------ Record excerpts ------
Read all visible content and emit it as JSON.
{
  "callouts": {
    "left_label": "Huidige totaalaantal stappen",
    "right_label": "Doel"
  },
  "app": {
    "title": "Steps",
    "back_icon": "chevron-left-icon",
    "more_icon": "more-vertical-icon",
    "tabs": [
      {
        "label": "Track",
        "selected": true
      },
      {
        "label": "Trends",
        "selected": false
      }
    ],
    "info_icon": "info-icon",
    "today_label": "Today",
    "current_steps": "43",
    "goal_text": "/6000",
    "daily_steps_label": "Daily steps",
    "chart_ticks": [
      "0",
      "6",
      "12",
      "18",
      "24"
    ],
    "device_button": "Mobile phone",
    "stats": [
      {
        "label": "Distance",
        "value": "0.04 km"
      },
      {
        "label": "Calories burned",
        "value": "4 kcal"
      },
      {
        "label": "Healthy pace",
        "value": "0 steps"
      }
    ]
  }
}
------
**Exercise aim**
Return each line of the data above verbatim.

**Solution for this exercise**
Read all visible content and emit it as JSON.
{
  "callouts": {
    "left_label": "Huidige totaalaantal stappen",
    "right_label": "Doel"
  },
  "app": {
    "title": "Steps",
    "back_icon": "chevron-left-icon",
    "more_icon": "more-vertical-icon",
    "tabs": [
      {
        "label": "Track",
        "selected": true
      },
      {
        "label": "Trends",
        "selected": false
      }
    ],
    "info_icon": "info-icon",
    "today_label": "Today",
    "current_steps": "43",
    "goal_text": "/6000",
    "daily_steps_label": "Daily steps",
    "chart_ticks": [
      "0",
      "6",
      "12",
      "18",
      "24"
    ],
    "device_button": "Mobile phone",
    "stats": [
      {
        "label": "Distance",
        "value": "0.04 km"
      },
      {
        "label": "Calories burned",
        "value": "4 kcal"
      },
      {
        "label": "Healthy pace",
        "value": "0 steps"
      }
    ]
  }
}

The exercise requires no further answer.